**Records provided**.
· · · · · · ·

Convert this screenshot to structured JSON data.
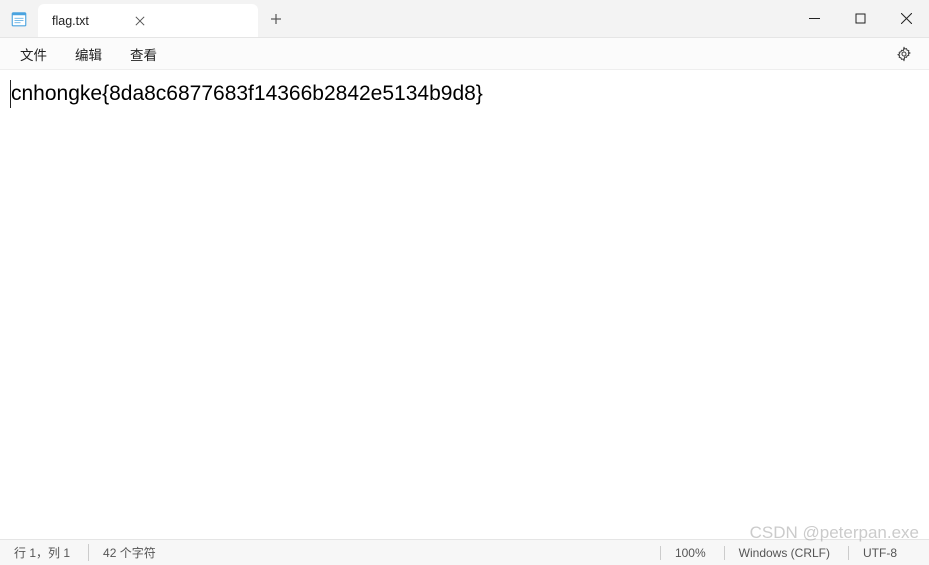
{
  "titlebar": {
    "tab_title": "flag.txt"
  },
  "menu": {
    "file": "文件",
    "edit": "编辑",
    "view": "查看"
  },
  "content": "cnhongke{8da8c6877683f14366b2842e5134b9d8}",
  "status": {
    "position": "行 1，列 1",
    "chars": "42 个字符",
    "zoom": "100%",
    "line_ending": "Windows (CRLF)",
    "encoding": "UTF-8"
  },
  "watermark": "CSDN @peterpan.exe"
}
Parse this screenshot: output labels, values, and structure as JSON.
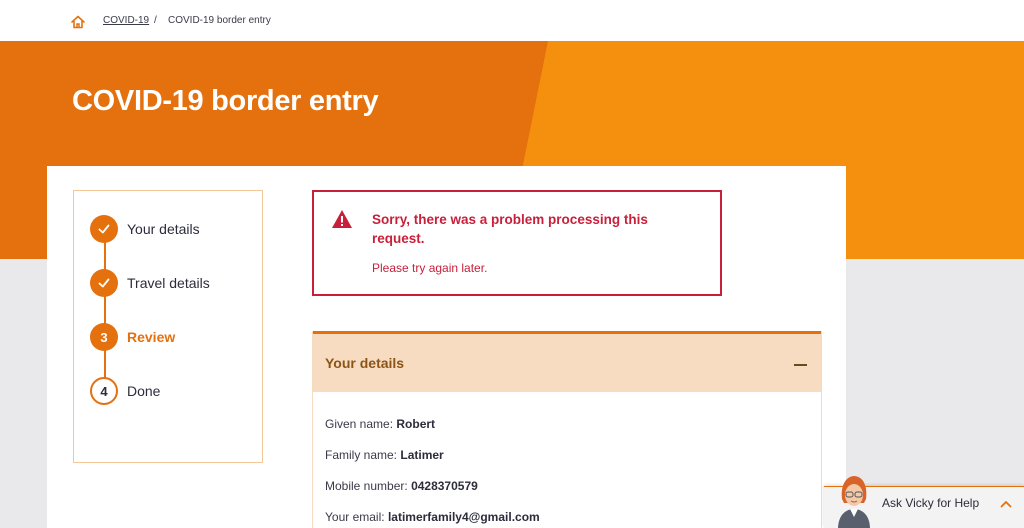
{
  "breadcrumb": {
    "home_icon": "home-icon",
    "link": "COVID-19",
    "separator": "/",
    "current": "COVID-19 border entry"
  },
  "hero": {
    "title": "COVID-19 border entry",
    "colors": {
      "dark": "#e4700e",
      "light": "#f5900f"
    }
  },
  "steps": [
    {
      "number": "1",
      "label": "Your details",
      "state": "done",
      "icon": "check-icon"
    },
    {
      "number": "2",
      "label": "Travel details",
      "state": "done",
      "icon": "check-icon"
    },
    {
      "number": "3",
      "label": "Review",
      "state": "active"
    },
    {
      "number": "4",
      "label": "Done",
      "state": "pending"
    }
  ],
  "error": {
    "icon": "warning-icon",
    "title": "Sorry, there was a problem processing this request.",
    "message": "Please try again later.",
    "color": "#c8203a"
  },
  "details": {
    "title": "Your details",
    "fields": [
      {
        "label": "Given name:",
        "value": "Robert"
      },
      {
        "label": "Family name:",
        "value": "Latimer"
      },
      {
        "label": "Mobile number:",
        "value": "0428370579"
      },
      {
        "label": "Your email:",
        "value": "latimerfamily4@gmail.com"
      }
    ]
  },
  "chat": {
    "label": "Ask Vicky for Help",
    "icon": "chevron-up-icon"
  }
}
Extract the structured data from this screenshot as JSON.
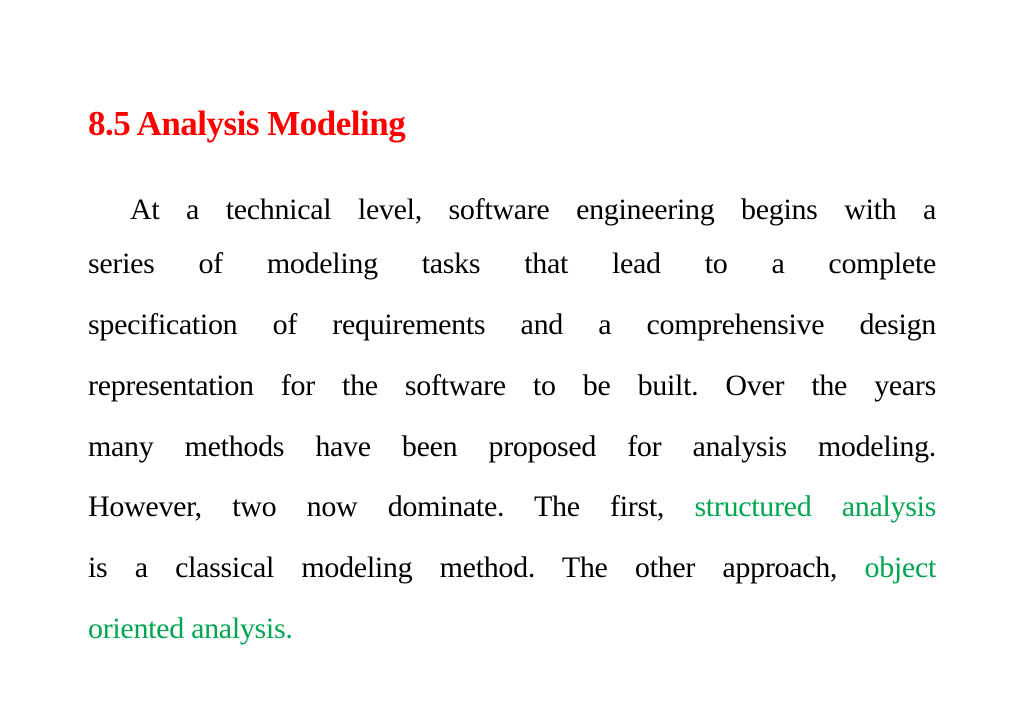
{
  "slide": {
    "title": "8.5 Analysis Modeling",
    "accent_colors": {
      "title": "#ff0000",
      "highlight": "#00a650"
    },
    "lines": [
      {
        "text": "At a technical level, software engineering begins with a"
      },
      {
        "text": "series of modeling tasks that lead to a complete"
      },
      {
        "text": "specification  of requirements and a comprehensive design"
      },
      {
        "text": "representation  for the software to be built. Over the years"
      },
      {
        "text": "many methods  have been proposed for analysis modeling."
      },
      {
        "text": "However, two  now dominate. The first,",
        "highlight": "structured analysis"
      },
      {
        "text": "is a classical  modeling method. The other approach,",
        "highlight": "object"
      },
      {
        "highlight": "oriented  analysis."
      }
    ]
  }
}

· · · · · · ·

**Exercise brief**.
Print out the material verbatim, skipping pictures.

**Output of the task**.
Convert this screenshot to structured JSON data.
{
  "titlebar": {
    "tab_title": "flag.txt"
  },
  "menu": {
    "file": "文件",
    "edit": "编辑",
    "view": "查看"
  },
  "content": "cnhongke{8da8c6877683f14366b2842e5134b9d8}",
  "status": {
    "position": "行 1，列 1",
    "chars": "42 个字符",
    "zoom": "100%",
    "line_ending": "Windows (CRLF)",
    "encoding": "UTF-8"
  },
  "watermark": "CSDN @peterpan.exe"
}
Parse this screenshot: output labels, values, and structure as JSON.
{
  "breadcrumb": {
    "home_icon": "home-icon",
    "link": "COVID-19",
    "separator": "/",
    "current": "COVID-19 border entry"
  },
  "hero": {
    "title": "COVID-19 border entry",
    "colors": {
      "dark": "#e4700e",
      "light": "#f5900f"
    }
  },
  "steps": [
    {
      "number": "1",
      "label": "Your details",
      "state": "done",
      "icon": "check-icon"
    },
    {
      "number": "2",
      "label": "Travel details",
      "state": "done",
      "icon": "check-icon"
    },
    {
      "number": "3",
      "label": "Review",
      "state": "active"
    },
    {
      "number": "4",
      "label": "Done",
      "state": "pending"
    }
  ],
  "error": {
    "icon": "warning-icon",
    "title": "Sorry, there was a problem processing this request.",
    "message": "Please try again later.",
    "color": "#c8203a"
  },
  "details": {
    "title": "Your details",
    "fields": [
      {
        "label": "Given name:",
        "value": "Robert"
      },
      {
        "label": "Family name:",
        "value": "Latimer"
      },
      {
        "label": "Mobile number:",
        "value": "0428370579"
      },
      {
        "label": "Your email:",
        "value": "latimerfamily4@gmail.com"
      }
    ]
  },
  "chat": {
    "label": "Ask Vicky for Help",
    "icon": "chevron-up-icon"
  }
}
Extract the structured data from this screenshot as JSON.
{
  "slide": {
    "title": "8.5 Analysis Modeling",
    "accent_colors": {
      "title": "#ff0000",
      "highlight": "#00a650"
    },
    "lines": [
      {
        "text": "At a technical level, software engineering begins with a"
      },
      {
        "text": "series of modeling tasks that lead to a complete"
      },
      {
        "text": "specification  of requirements and a comprehensive design"
      },
      {
        "text": "representation  for the software to be built. Over the years"
      },
      {
        "text": "many methods  have been proposed for analysis modeling."
      },
      {
        "text": "However, two  now dominate. The first,",
        "highlight": "structured analysis"
      },
      {
        "text": "is a classical  modeling method. The other approach,",
        "highlight": "object"
      },
      {
        "highlight": "oriented  analysis."
      }
    ]
  }
}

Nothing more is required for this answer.